### Source information:
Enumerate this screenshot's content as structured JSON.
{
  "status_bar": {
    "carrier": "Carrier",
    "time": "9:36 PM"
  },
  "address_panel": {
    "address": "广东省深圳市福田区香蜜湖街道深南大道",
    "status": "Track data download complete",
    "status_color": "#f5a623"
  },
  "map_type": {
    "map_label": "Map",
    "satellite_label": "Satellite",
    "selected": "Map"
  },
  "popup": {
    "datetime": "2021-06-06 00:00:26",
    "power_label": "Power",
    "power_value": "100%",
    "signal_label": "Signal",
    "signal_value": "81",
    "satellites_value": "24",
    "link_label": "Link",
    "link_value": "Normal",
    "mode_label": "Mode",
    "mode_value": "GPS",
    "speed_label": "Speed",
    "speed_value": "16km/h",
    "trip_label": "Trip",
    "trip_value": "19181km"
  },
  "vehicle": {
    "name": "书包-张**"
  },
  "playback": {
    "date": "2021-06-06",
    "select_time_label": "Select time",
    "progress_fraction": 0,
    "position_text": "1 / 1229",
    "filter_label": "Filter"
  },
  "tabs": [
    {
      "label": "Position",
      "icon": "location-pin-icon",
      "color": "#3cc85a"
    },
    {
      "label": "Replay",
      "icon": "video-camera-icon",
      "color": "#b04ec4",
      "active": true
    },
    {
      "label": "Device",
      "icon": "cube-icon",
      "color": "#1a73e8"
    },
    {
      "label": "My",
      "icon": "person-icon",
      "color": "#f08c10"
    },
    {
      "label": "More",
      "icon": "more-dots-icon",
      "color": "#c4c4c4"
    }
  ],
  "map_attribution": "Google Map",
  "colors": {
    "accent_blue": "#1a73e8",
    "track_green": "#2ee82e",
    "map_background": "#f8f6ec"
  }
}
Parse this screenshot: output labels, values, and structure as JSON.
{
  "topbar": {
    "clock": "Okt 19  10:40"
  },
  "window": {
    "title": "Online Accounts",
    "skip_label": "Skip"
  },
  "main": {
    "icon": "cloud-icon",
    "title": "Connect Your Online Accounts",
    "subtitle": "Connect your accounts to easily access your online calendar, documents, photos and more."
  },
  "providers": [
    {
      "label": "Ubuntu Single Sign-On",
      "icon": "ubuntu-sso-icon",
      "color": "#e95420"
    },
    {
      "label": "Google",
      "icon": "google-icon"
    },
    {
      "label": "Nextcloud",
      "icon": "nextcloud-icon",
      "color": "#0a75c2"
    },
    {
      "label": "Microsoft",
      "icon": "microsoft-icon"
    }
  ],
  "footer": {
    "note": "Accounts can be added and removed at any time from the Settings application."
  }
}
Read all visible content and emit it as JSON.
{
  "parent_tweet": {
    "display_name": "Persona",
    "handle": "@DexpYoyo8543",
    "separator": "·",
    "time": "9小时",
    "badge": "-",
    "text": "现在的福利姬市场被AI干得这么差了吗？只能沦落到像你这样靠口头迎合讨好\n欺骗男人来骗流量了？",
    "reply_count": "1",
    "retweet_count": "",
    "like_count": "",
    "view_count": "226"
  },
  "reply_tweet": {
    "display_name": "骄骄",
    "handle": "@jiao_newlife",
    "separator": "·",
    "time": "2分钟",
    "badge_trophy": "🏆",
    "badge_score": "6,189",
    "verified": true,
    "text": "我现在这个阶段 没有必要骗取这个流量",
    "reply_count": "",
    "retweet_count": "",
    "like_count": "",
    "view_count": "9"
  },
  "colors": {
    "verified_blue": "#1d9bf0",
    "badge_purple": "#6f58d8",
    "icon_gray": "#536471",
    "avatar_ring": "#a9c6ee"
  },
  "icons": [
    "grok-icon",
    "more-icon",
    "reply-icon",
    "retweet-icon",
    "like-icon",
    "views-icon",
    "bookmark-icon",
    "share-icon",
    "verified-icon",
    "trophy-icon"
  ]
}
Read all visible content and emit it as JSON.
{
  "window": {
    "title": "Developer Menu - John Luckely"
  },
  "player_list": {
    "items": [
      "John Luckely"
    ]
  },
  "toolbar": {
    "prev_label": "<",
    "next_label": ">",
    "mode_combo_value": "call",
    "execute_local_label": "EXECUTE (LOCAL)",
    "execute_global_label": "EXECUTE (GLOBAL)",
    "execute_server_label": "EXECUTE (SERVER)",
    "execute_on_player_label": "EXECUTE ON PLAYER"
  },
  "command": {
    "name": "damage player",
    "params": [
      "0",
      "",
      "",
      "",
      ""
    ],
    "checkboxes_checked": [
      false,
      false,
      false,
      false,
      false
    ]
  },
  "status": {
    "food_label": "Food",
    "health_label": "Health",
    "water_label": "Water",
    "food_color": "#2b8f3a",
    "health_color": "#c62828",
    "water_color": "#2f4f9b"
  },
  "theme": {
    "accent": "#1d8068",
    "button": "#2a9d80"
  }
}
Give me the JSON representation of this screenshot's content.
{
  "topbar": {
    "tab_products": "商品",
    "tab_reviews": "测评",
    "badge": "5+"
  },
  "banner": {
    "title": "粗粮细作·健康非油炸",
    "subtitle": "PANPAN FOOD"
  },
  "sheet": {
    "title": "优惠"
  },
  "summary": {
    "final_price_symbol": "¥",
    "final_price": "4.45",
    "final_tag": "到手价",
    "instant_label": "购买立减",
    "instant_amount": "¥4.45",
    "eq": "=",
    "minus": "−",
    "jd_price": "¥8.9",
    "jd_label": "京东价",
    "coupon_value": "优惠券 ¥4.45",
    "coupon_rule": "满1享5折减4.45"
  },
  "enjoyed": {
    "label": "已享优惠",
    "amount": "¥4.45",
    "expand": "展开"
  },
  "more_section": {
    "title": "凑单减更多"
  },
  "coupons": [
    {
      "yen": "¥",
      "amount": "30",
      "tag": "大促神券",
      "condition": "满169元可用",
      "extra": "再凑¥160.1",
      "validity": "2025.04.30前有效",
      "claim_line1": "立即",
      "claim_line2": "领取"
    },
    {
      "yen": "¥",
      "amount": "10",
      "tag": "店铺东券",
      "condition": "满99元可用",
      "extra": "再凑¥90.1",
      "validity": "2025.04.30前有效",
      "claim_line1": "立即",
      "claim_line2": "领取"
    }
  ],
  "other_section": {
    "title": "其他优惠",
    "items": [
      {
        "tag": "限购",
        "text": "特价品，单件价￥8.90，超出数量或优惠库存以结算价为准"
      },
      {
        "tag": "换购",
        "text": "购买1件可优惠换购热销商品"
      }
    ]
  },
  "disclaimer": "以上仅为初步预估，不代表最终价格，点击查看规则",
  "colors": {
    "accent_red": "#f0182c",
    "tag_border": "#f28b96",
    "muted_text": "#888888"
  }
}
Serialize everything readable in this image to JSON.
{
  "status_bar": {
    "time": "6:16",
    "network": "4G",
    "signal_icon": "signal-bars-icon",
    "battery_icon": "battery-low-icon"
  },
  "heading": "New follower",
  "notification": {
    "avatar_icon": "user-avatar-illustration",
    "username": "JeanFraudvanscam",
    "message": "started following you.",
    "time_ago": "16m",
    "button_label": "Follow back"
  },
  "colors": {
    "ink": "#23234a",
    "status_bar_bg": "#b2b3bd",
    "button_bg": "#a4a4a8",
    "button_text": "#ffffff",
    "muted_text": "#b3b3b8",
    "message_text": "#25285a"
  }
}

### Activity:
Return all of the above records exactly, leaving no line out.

### Reply:
Enumerate this screenshot's content as structured JSON.
{
  "status_bar": {
    "carrier": "Carrier",
    "time": "9:36 PM"
  },
  "address_panel": {
    "address": "广东省深圳市福田区香蜜湖街道深南大道",
    "status": "Track data download complete",
    "status_color": "#f5a623"
  },
  "map_type": {
    "map_label": "Map",
    "satellite_label": "Satellite",
    "selected": "Map"
  },
  "popup": {
    "datetime": "2021-06-06 00:00:26",
    "power_label": "Power",
    "power_value": "100%",
    "signal_label": "Signal",
    "signal_value": "81",
    "satellites_value": "24",
    "link_label": "Link",
    "link_value": "Normal",
    "mode_label": "Mode",
    "mode_value": "GPS",
    "speed_label": "Speed",
    "speed_value": "16km/h",
    "trip_label": "Trip",
    "trip_value": "19181km"
  },
  "vehicle": {
    "name": "书包-张**"
  },
  "playback": {
    "date": "2021-06-06",
    "select_time_label": "Select time",
    "progress_fraction": 0,
    "position_text": "1 / 1229",
    "filter_label": "Filter"
  },
  "tabs": [
    {
      "label": "Position",
      "icon": "location-pin-icon",
      "color": "#3cc85a"
    },
    {
      "label": "Replay",
      "icon": "video-camera-icon",
      "color": "#b04ec4",
      "active": true
    },
    {
      "label": "Device",
      "icon": "cube-icon",
      "color": "#1a73e8"
    },
    {
      "label": "My",
      "icon": "person-icon",
      "color": "#f08c10"
    },
    {
      "label": "More",
      "icon": "more-dots-icon",
      "color": "#c4c4c4"
    }
  ],
  "map_attribution": "Google Map",
  "colors": {
    "accent_blue": "#1a73e8",
    "track_green": "#2ee82e",
    "map_background": "#f8f6ec"
  }
}
Parse this screenshot: output labels, values, and structure as JSON.
{
  "topbar": {
    "clock": "Okt 19  10:40"
  },
  "window": {
    "title": "Online Accounts",
    "skip_label": "Skip"
  },
  "main": {
    "icon": "cloud-icon",
    "title": "Connect Your Online Accounts",
    "subtitle": "Connect your accounts to easily access your online calendar, documents, photos and more."
  },
  "providers": [
    {
      "label": "Ubuntu Single Sign-On",
      "icon": "ubuntu-sso-icon",
      "color": "#e95420"
    },
    {
      "label": "Google",
      "icon": "google-icon"
    },
    {
      "label": "Nextcloud",
      "icon": "nextcloud-icon",
      "color": "#0a75c2"
    },
    {
      "label": "Microsoft",
      "icon": "microsoft-icon"
    }
  ],
  "footer": {
    "note": "Accounts can be added and removed at any time from the Settings application."
  }
}
Read all visible content and emit it as JSON.
{
  "parent_tweet": {
    "display_name": "Persona",
    "handle": "@DexpYoyo8543",
    "separator": "·",
    "time": "9小时",
    "badge": "-",
    "text": "现在的福利姬市场被AI干得这么差了吗？只能沦落到像你这样靠口头迎合讨好\n欺骗男人来骗流量了？",
    "reply_count": "1",
    "retweet_count": "",
    "like_count": "",
    "view_count": "226"
  },
  "reply_tweet": {
    "display_name": "骄骄",
    "handle": "@jiao_newlife",
    "separator": "·",
    "time": "2分钟",
    "badge_trophy": "🏆",
    "badge_score": "6,189",
    "verified": true,
    "text": "我现在这个阶段 没有必要骗取这个流量",
    "reply_count": "",
    "retweet_count": "",
    "like_count": "",
    "view_count": "9"
  },
  "colors": {
    "verified_blue": "#1d9bf0",
    "badge_purple": "#6f58d8",
    "icon_gray": "#536471",
    "avatar_ring": "#a9c6ee"
  },
  "icons": [
    "grok-icon",
    "more-icon",
    "reply-icon",
    "retweet-icon",
    "like-icon",
    "views-icon",
    "bookmark-icon",
    "share-icon",
    "verified-icon",
    "trophy-icon"
  ]
}
Read all visible content and emit it as JSON.
{
  "window": {
    "title": "Developer Menu - John Luckely"
  },
  "player_list": {
    "items": [
      "John Luckely"
    ]
  },
  "toolbar": {
    "prev_label": "<",
    "next_label": ">",
    "mode_combo_value": "call",
    "execute_local_label": "EXECUTE (LOCAL)",
    "execute_global_label": "EXECUTE (GLOBAL)",
    "execute_server_label": "EXECUTE (SERVER)",
    "execute_on_player_label": "EXECUTE ON PLAYER"
  },
  "command": {
    "name": "damage player",
    "params": [
      "0",
      "",
      "",
      "",
      ""
    ],
    "checkboxes_checked": [
      false,
      false,
      false,
      false,
      false
    ]
  },
  "status": {
    "food_label": "Food",
    "health_label": "Health",
    "water_label": "Water",
    "food_color": "#2b8f3a",
    "health_color": "#c62828",
    "water_color": "#2f4f9b"
  },
  "theme": {
    "accent": "#1d8068",
    "button": "#2a9d80"
  }
}
Give me the JSON representation of this screenshot's content.
{
  "topbar": {
    "tab_products": "商品",
    "tab_reviews": "测评",
    "badge": "5+"
  },
  "banner": {
    "title": "粗粮细作·健康非油炸",
    "subtitle": "PANPAN FOOD"
  },
  "sheet": {
    "title": "优惠"
  },
  "summary": {
    "final_price_symbol": "¥",
    "final_price": "4.45",
    "final_tag": "到手价",
    "instant_label": "购买立减",
    "instant_amount": "¥4.45",
    "eq": "=",
    "minus": "−",
    "jd_price": "¥8.9",
    "jd_label": "京东价",
    "coupon_value": "优惠券 ¥4.45",
    "coupon_rule": "满1享5折减4.45"
  },
  "enjoyed": {
    "label": "已享优惠",
    "amount": "¥4.45",
    "expand": "展开"
  },
  "more_section": {
    "title": "凑单减更多"
  },
  "coupons": [
    {
      "yen": "¥",
      "amount": "30",
      "tag": "大促神券",
      "condition": "满169元可用",
      "extra": "再凑¥160.1",
      "validity": "2025.04.30前有效",
      "claim_line1": "立即",
      "claim_line2": "领取"
    },
    {
      "yen": "¥",
      "amount": "10",
      "tag": "店铺东券",
      "condition": "满99元可用",
      "extra": "再凑¥90.1",
      "validity": "2025.04.30前有效",
      "claim_line1": "立即",
      "claim_line2": "领取"
    }
  ],
  "other_section": {
    "title": "其他优惠",
    "items": [
      {
        "tag": "限购",
        "text": "特价品，单件价￥8.90，超出数量或优惠库存以结算价为准"
      },
      {
        "tag": "换购",
        "text": "购买1件可优惠换购热销商品"
      }
    ]
  },
  "disclaimer": "以上仅为初步预估，不代表最终价格，点击查看规则",
  "colors": {
    "accent_red": "#f0182c",
    "tag_border": "#f28b96",
    "muted_text": "#888888"
  }
}
Serialize everything readable in this image to JSON.
{
  "status_bar": {
    "time": "6:16",
    "network": "4G",
    "signal_icon": "signal-bars-icon",
    "battery_icon": "battery-low-icon"
  },
  "heading": "New follower",
  "notification": {
    "avatar_icon": "user-avatar-illustration",
    "username": "JeanFraudvanscam",
    "message": "started following you.",
    "time_ago": "16m",
    "button_label": "Follow back"
  },
  "colors": {
    "ink": "#23234a",
    "status_bar_bg": "#b2b3bd",
    "button_bg": "#a4a4a8",
    "button_text": "#ffffff",
    "muted_text": "#b3b3b8",
    "message_text": "#25285a"
  }
}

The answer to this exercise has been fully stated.